[Opening Information shown section]

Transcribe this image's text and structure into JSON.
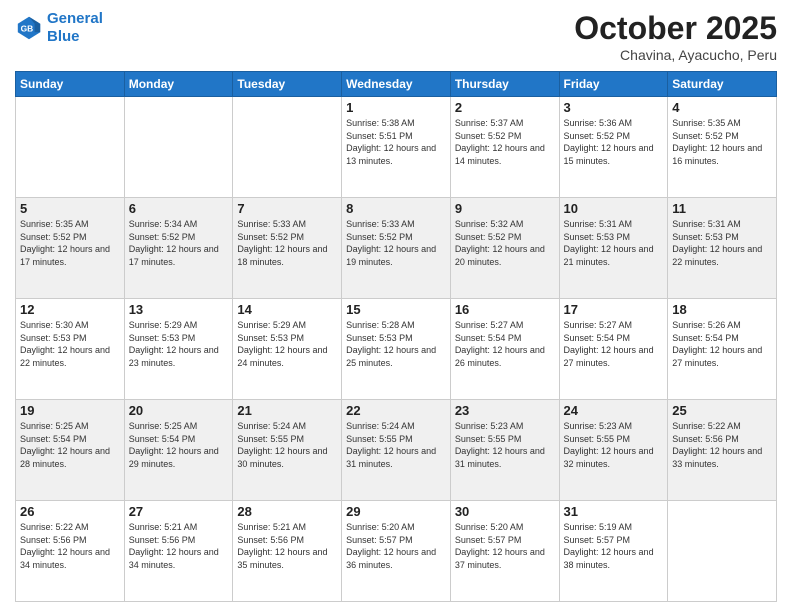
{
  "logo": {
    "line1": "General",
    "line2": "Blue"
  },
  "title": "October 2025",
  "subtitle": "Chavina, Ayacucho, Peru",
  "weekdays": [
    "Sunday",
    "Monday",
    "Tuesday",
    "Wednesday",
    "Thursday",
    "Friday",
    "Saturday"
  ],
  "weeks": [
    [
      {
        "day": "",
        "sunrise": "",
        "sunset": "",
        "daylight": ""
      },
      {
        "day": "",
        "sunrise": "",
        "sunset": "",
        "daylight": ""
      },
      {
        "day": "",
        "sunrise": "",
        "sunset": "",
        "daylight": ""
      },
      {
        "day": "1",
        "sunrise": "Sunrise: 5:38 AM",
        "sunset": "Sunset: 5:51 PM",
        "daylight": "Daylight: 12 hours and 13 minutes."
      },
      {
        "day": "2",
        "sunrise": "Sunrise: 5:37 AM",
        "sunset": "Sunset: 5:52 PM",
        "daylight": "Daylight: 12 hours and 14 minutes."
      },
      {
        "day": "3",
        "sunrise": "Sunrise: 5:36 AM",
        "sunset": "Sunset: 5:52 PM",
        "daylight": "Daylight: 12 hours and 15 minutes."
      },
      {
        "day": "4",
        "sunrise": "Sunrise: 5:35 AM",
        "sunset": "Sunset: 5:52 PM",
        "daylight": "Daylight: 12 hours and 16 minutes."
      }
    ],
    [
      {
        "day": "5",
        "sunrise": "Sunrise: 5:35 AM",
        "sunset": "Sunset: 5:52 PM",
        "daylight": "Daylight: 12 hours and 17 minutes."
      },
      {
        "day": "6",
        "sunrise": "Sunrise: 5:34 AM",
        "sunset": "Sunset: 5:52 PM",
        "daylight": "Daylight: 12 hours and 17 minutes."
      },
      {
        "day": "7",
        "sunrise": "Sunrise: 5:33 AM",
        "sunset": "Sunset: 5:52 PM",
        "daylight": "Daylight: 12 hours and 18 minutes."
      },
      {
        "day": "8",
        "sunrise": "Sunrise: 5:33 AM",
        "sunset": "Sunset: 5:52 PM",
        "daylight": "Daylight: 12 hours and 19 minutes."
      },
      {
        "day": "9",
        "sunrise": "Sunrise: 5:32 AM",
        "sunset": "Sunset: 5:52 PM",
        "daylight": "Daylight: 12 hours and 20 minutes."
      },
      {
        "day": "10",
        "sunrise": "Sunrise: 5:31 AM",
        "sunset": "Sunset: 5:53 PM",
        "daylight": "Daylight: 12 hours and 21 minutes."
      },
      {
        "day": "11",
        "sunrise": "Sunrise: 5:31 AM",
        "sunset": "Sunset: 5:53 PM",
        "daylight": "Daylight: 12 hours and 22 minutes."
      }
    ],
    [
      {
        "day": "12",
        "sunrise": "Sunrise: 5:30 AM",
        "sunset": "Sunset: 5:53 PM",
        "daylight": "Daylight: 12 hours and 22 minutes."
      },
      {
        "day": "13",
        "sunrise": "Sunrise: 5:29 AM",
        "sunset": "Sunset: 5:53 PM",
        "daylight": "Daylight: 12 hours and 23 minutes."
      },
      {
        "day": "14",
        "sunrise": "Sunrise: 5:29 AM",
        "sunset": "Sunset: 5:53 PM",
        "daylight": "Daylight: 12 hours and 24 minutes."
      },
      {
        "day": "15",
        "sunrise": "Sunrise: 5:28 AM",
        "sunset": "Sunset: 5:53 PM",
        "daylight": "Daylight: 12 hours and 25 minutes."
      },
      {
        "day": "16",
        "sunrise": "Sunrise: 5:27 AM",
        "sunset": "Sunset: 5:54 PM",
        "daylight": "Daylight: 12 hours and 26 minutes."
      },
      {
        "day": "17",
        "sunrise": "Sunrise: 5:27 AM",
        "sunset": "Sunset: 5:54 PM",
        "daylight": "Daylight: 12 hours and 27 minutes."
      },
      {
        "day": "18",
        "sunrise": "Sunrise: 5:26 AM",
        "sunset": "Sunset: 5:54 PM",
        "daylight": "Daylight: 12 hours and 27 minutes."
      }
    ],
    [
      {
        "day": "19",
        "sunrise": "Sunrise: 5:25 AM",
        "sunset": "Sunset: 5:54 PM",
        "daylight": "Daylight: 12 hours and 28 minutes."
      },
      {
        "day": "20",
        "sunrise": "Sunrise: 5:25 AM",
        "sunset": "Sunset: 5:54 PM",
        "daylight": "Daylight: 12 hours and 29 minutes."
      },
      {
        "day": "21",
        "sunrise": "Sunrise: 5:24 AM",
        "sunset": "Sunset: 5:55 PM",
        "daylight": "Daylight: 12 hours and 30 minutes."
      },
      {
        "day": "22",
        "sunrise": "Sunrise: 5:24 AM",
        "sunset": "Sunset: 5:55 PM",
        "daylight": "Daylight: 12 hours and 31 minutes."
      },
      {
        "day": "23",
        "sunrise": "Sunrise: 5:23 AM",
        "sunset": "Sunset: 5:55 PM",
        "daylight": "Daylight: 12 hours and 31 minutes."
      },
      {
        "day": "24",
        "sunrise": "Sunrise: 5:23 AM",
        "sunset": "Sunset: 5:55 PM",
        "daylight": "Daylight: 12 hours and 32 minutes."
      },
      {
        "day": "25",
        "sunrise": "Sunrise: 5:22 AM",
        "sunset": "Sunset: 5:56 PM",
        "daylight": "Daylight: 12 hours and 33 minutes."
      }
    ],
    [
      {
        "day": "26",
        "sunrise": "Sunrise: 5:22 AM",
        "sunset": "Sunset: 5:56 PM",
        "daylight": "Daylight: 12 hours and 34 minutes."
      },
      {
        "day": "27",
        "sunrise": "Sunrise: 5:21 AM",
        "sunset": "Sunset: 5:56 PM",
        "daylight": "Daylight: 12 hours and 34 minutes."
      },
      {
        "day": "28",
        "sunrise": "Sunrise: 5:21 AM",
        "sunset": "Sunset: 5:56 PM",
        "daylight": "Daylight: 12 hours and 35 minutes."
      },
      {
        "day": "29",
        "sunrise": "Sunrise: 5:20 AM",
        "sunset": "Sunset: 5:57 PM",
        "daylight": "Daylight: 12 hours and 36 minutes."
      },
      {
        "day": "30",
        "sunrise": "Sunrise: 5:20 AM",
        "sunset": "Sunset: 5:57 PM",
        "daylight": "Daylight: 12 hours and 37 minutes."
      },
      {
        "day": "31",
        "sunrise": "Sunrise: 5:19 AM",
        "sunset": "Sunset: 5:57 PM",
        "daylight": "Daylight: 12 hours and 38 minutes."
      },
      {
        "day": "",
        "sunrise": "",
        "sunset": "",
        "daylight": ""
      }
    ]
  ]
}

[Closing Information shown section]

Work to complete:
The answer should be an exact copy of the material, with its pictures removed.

Task response:
Transcribe this image's text and structure into JSON.
{
  "logo": {
    "line1": "General",
    "line2": "Blue"
  },
  "title": "October 2025",
  "subtitle": "Chavina, Ayacucho, Peru",
  "weekdays": [
    "Sunday",
    "Monday",
    "Tuesday",
    "Wednesday",
    "Thursday",
    "Friday",
    "Saturday"
  ],
  "weeks": [
    [
      {
        "day": "",
        "sunrise": "",
        "sunset": "",
        "daylight": ""
      },
      {
        "day": "",
        "sunrise": "",
        "sunset": "",
        "daylight": ""
      },
      {
        "day": "",
        "sunrise": "",
        "sunset": "",
        "daylight": ""
      },
      {
        "day": "1",
        "sunrise": "Sunrise: 5:38 AM",
        "sunset": "Sunset: 5:51 PM",
        "daylight": "Daylight: 12 hours and 13 minutes."
      },
      {
        "day": "2",
        "sunrise": "Sunrise: 5:37 AM",
        "sunset": "Sunset: 5:52 PM",
        "daylight": "Daylight: 12 hours and 14 minutes."
      },
      {
        "day": "3",
        "sunrise": "Sunrise: 5:36 AM",
        "sunset": "Sunset: 5:52 PM",
        "daylight": "Daylight: 12 hours and 15 minutes."
      },
      {
        "day": "4",
        "sunrise": "Sunrise: 5:35 AM",
        "sunset": "Sunset: 5:52 PM",
        "daylight": "Daylight: 12 hours and 16 minutes."
      }
    ],
    [
      {
        "day": "5",
        "sunrise": "Sunrise: 5:35 AM",
        "sunset": "Sunset: 5:52 PM",
        "daylight": "Daylight: 12 hours and 17 minutes."
      },
      {
        "day": "6",
        "sunrise": "Sunrise: 5:34 AM",
        "sunset": "Sunset: 5:52 PM",
        "daylight": "Daylight: 12 hours and 17 minutes."
      },
      {
        "day": "7",
        "sunrise": "Sunrise: 5:33 AM",
        "sunset": "Sunset: 5:52 PM",
        "daylight": "Daylight: 12 hours and 18 minutes."
      },
      {
        "day": "8",
        "sunrise": "Sunrise: 5:33 AM",
        "sunset": "Sunset: 5:52 PM",
        "daylight": "Daylight: 12 hours and 19 minutes."
      },
      {
        "day": "9",
        "sunrise": "Sunrise: 5:32 AM",
        "sunset": "Sunset: 5:52 PM",
        "daylight": "Daylight: 12 hours and 20 minutes."
      },
      {
        "day": "10",
        "sunrise": "Sunrise: 5:31 AM",
        "sunset": "Sunset: 5:53 PM",
        "daylight": "Daylight: 12 hours and 21 minutes."
      },
      {
        "day": "11",
        "sunrise": "Sunrise: 5:31 AM",
        "sunset": "Sunset: 5:53 PM",
        "daylight": "Daylight: 12 hours and 22 minutes."
      }
    ],
    [
      {
        "day": "12",
        "sunrise": "Sunrise: 5:30 AM",
        "sunset": "Sunset: 5:53 PM",
        "daylight": "Daylight: 12 hours and 22 minutes."
      },
      {
        "day": "13",
        "sunrise": "Sunrise: 5:29 AM",
        "sunset": "Sunset: 5:53 PM",
        "daylight": "Daylight: 12 hours and 23 minutes."
      },
      {
        "day": "14",
        "sunrise": "Sunrise: 5:29 AM",
        "sunset": "Sunset: 5:53 PM",
        "daylight": "Daylight: 12 hours and 24 minutes."
      },
      {
        "day": "15",
        "sunrise": "Sunrise: 5:28 AM",
        "sunset": "Sunset: 5:53 PM",
        "daylight": "Daylight: 12 hours and 25 minutes."
      },
      {
        "day": "16",
        "sunrise": "Sunrise: 5:27 AM",
        "sunset": "Sunset: 5:54 PM",
        "daylight": "Daylight: 12 hours and 26 minutes."
      },
      {
        "day": "17",
        "sunrise": "Sunrise: 5:27 AM",
        "sunset": "Sunset: 5:54 PM",
        "daylight": "Daylight: 12 hours and 27 minutes."
      },
      {
        "day": "18",
        "sunrise": "Sunrise: 5:26 AM",
        "sunset": "Sunset: 5:54 PM",
        "daylight": "Daylight: 12 hours and 27 minutes."
      }
    ],
    [
      {
        "day": "19",
        "sunrise": "Sunrise: 5:25 AM",
        "sunset": "Sunset: 5:54 PM",
        "daylight": "Daylight: 12 hours and 28 minutes."
      },
      {
        "day": "20",
        "sunrise": "Sunrise: 5:25 AM",
        "sunset": "Sunset: 5:54 PM",
        "daylight": "Daylight: 12 hours and 29 minutes."
      },
      {
        "day": "21",
        "sunrise": "Sunrise: 5:24 AM",
        "sunset": "Sunset: 5:55 PM",
        "daylight": "Daylight: 12 hours and 30 minutes."
      },
      {
        "day": "22",
        "sunrise": "Sunrise: 5:24 AM",
        "sunset": "Sunset: 5:55 PM",
        "daylight": "Daylight: 12 hours and 31 minutes."
      },
      {
        "day": "23",
        "sunrise": "Sunrise: 5:23 AM",
        "sunset": "Sunset: 5:55 PM",
        "daylight": "Daylight: 12 hours and 31 minutes."
      },
      {
        "day": "24",
        "sunrise": "Sunrise: 5:23 AM",
        "sunset": "Sunset: 5:55 PM",
        "daylight": "Daylight: 12 hours and 32 minutes."
      },
      {
        "day": "25",
        "sunrise": "Sunrise: 5:22 AM",
        "sunset": "Sunset: 5:56 PM",
        "daylight": "Daylight: 12 hours and 33 minutes."
      }
    ],
    [
      {
        "day": "26",
        "sunrise": "Sunrise: 5:22 AM",
        "sunset": "Sunset: 5:56 PM",
        "daylight": "Daylight: 12 hours and 34 minutes."
      },
      {
        "day": "27",
        "sunrise": "Sunrise: 5:21 AM",
        "sunset": "Sunset: 5:56 PM",
        "daylight": "Daylight: 12 hours and 34 minutes."
      },
      {
        "day": "28",
        "sunrise": "Sunrise: 5:21 AM",
        "sunset": "Sunset: 5:56 PM",
        "daylight": "Daylight: 12 hours and 35 minutes."
      },
      {
        "day": "29",
        "sunrise": "Sunrise: 5:20 AM",
        "sunset": "Sunset: 5:57 PM",
        "daylight": "Daylight: 12 hours and 36 minutes."
      },
      {
        "day": "30",
        "sunrise": "Sunrise: 5:20 AM",
        "sunset": "Sunset: 5:57 PM",
        "daylight": "Daylight: 12 hours and 37 minutes."
      },
      {
        "day": "31",
        "sunrise": "Sunrise: 5:19 AM",
        "sunset": "Sunset: 5:57 PM",
        "daylight": "Daylight: 12 hours and 38 minutes."
      },
      {
        "day": "",
        "sunrise": "",
        "sunset": "",
        "daylight": ""
      }
    ]
  ]
}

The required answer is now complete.